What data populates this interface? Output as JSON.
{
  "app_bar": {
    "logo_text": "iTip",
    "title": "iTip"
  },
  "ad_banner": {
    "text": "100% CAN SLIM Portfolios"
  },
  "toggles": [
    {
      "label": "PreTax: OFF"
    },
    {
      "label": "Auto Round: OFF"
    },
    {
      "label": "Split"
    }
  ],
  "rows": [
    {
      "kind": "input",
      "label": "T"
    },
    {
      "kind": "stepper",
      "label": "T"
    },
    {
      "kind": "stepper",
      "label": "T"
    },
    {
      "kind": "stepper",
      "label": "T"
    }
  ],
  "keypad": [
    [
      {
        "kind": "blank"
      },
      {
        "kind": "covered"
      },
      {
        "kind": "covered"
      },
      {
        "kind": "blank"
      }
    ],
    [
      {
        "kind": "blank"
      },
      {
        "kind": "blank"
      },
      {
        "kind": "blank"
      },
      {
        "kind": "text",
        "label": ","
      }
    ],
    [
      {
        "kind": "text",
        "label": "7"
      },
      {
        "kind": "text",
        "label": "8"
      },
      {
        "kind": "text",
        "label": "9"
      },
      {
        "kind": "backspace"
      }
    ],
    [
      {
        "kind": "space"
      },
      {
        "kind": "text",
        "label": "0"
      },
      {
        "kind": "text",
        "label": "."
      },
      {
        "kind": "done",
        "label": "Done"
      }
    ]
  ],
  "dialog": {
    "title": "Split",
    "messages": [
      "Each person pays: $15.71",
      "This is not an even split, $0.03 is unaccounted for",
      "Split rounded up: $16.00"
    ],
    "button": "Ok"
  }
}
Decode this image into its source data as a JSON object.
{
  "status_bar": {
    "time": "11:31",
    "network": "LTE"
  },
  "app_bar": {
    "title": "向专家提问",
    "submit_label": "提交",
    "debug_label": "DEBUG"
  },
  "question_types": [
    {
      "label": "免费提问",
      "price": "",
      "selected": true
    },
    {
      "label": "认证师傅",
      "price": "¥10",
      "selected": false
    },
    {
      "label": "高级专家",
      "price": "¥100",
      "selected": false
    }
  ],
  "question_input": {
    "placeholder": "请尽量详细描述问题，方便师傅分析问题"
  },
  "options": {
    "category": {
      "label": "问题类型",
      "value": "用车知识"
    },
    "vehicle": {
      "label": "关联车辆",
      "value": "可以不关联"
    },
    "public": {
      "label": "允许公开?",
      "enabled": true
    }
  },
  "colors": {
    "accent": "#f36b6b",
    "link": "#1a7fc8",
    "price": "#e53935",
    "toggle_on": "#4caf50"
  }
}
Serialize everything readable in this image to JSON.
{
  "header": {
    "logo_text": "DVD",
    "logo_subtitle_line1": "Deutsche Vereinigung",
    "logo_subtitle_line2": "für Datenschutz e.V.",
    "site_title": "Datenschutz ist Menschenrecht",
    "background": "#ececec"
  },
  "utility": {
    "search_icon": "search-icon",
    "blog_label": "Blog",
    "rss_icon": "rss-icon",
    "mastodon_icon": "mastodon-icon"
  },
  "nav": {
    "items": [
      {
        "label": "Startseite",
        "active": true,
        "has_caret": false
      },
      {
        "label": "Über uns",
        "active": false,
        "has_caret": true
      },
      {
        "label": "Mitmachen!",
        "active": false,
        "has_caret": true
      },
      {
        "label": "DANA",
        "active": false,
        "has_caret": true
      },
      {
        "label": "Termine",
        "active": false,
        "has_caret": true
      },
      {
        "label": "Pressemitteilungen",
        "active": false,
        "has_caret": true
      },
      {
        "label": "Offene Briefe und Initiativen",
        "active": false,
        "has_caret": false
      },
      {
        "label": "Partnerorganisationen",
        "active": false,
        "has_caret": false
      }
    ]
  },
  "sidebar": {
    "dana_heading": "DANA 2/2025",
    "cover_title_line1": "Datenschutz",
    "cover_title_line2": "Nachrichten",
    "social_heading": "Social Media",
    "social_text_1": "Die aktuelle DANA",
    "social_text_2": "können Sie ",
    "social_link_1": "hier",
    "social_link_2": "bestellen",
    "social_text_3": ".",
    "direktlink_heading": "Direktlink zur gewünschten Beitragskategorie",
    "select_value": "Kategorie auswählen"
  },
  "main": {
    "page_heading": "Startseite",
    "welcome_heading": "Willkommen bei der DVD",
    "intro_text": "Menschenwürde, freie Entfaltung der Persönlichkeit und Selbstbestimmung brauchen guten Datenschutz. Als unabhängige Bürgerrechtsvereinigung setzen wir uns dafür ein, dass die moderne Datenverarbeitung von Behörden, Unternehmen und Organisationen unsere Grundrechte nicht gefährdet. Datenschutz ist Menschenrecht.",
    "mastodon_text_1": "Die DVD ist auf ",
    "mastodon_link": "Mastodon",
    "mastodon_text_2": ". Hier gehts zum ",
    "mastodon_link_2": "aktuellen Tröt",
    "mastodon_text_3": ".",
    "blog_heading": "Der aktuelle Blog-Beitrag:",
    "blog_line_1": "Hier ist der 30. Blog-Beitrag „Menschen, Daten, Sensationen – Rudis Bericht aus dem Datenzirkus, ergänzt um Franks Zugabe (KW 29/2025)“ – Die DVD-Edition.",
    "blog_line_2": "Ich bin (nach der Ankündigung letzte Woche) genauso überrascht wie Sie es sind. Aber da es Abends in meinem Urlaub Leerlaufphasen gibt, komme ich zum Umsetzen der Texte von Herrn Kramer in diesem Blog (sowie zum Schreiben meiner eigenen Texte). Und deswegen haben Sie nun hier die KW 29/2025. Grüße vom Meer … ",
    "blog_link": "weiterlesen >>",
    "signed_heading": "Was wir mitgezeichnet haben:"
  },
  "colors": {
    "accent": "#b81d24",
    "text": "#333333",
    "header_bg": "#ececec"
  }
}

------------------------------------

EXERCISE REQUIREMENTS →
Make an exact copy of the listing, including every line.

OUTPUT OF THE TASK →
What data populates this interface? Output as JSON.
{
  "app_bar": {
    "logo_text": "iTip",
    "title": "iTip"
  },
  "ad_banner": {
    "text": "100% CAN SLIM Portfolios"
  },
  "toggles": [
    {
      "label": "PreTax: OFF"
    },
    {
      "label": "Auto Round: OFF"
    },
    {
      "label": "Split"
    }
  ],
  "rows": [
    {
      "kind": "input",
      "label": "T"
    },
    {
      "kind": "stepper",
      "label": "T"
    },
    {
      "kind": "stepper",
      "label": "T"
    },
    {
      "kind": "stepper",
      "label": "T"
    }
  ],
  "keypad": [
    [
      {
        "kind": "blank"
      },
      {
        "kind": "covered"
      },
      {
        "kind": "covered"
      },
      {
        "kind": "blank"
      }
    ],
    [
      {
        "kind": "blank"
      },
      {
        "kind": "blank"
      },
      {
        "kind": "blank"
      },
      {
        "kind": "text",
        "label": ","
      }
    ],
    [
      {
        "kind": "text",
        "label": "7"
      },
      {
        "kind": "text",
        "label": "8"
      },
      {
        "kind": "text",
        "label": "9"
      },
      {
        "kind": "backspace"
      }
    ],
    [
      {
        "kind": "space"
      },
      {
        "kind": "text",
        "label": "0"
      },
      {
        "kind": "text",
        "label": "."
      },
      {
        "kind": "done",
        "label": "Done"
      }
    ]
  ],
  "dialog": {
    "title": "Split",
    "messages": [
      "Each person pays: $15.71",
      "This is not an even split, $0.03 is unaccounted for",
      "Split rounded up: $16.00"
    ],
    "button": "Ok"
  }
}
Decode this image into its source data as a JSON object.
{
  "status_bar": {
    "time": "11:31",
    "network": "LTE"
  },
  "app_bar": {
    "title": "向专家提问",
    "submit_label": "提交",
    "debug_label": "DEBUG"
  },
  "question_types": [
    {
      "label": "免费提问",
      "price": "",
      "selected": true
    },
    {
      "label": "认证师傅",
      "price": "¥10",
      "selected": false
    },
    {
      "label": "高级专家",
      "price": "¥100",
      "selected": false
    }
  ],
  "question_input": {
    "placeholder": "请尽量详细描述问题，方便师傅分析问题"
  },
  "options": {
    "category": {
      "label": "问题类型",
      "value": "用车知识"
    },
    "vehicle": {
      "label": "关联车辆",
      "value": "可以不关联"
    },
    "public": {
      "label": "允许公开?",
      "enabled": true
    }
  },
  "colors": {
    "accent": "#f36b6b",
    "link": "#1a7fc8",
    "price": "#e53935",
    "toggle_on": "#4caf50"
  }
}
Serialize everything readable in this image to JSON.
{
  "header": {
    "logo_text": "DVD",
    "logo_subtitle_line1": "Deutsche Vereinigung",
    "logo_subtitle_line2": "für Datenschutz e.V.",
    "site_title": "Datenschutz ist Menschenrecht",
    "background": "#ececec"
  },
  "utility": {
    "search_icon": "search-icon",
    "blog_label": "Blog",
    "rss_icon": "rss-icon",
    "mastodon_icon": "mastodon-icon"
  },
  "nav": {
    "items": [
      {
        "label": "Startseite",
        "active": true,
        "has_caret": false
      },
      {
        "label": "Über uns",
        "active": false,
        "has_caret": true
      },
      {
        "label": "Mitmachen!",
        "active": false,
        "has_caret": true
      },
      {
        "label": "DANA",
        "active": false,
        "has_caret": true
      },
      {
        "label": "Termine",
        "active": false,
        "has_caret": true
      },
      {
        "label": "Pressemitteilungen",
        "active": false,
        "has_caret": true
      },
      {
        "label": "Offene Briefe und Initiativen",
        "active": false,
        "has_caret": false
      },
      {
        "label": "Partnerorganisationen",
        "active": false,
        "has_caret": false
      }
    ]
  },
  "sidebar": {
    "dana_heading": "DANA 2/2025",
    "cover_title_line1": "Datenschutz",
    "cover_title_line2": "Nachrichten",
    "social_heading": "Social Media",
    "social_text_1": "Die aktuelle DANA",
    "social_text_2": "können Sie ",
    "social_link_1": "hier",
    "social_link_2": "bestellen",
    "social_text_3": ".",
    "direktlink_heading": "Direktlink zur gewünschten Beitragskategorie",
    "select_value": "Kategorie auswählen"
  },
  "main": {
    "page_heading": "Startseite",
    "welcome_heading": "Willkommen bei der DVD",
    "intro_text": "Menschenwürde, freie Entfaltung der Persönlichkeit und Selbstbestimmung brauchen guten Datenschutz. Als unabhängige Bürgerrechtsvereinigung setzen wir uns dafür ein, dass die moderne Datenverarbeitung von Behörden, Unternehmen und Organisationen unsere Grundrechte nicht gefährdet. Datenschutz ist Menschenrecht.",
    "mastodon_text_1": "Die DVD ist auf ",
    "mastodon_link": "Mastodon",
    "mastodon_text_2": ". Hier gehts zum ",
    "mastodon_link_2": "aktuellen Tröt",
    "mastodon_text_3": ".",
    "blog_heading": "Der aktuelle Blog-Beitrag:",
    "blog_line_1": "Hier ist der 30. Blog-Beitrag „Menschen, Daten, Sensationen – Rudis Bericht aus dem Datenzirkus, ergänzt um Franks Zugabe (KW 29/2025)“ – Die DVD-Edition.",
    "blog_line_2": "Ich bin (nach der Ankündigung letzte Woche) genauso überrascht wie Sie es sind. Aber da es Abends in meinem Urlaub Leerlaufphasen gibt, komme ich zum Umsetzen der Texte von Herrn Kramer in diesem Blog (sowie zum Schreiben meiner eigenen Texte). Und deswegen haben Sie nun hier die KW 29/2025. Grüße vom Meer … ",
    "blog_link": "weiterlesen >>",
    "signed_heading": "Was wir mitgezeichnet haben:"
  },
  "colors": {
    "accent": "#b81d24",
    "text": "#333333",
    "header_bg": "#ececec"
  }
}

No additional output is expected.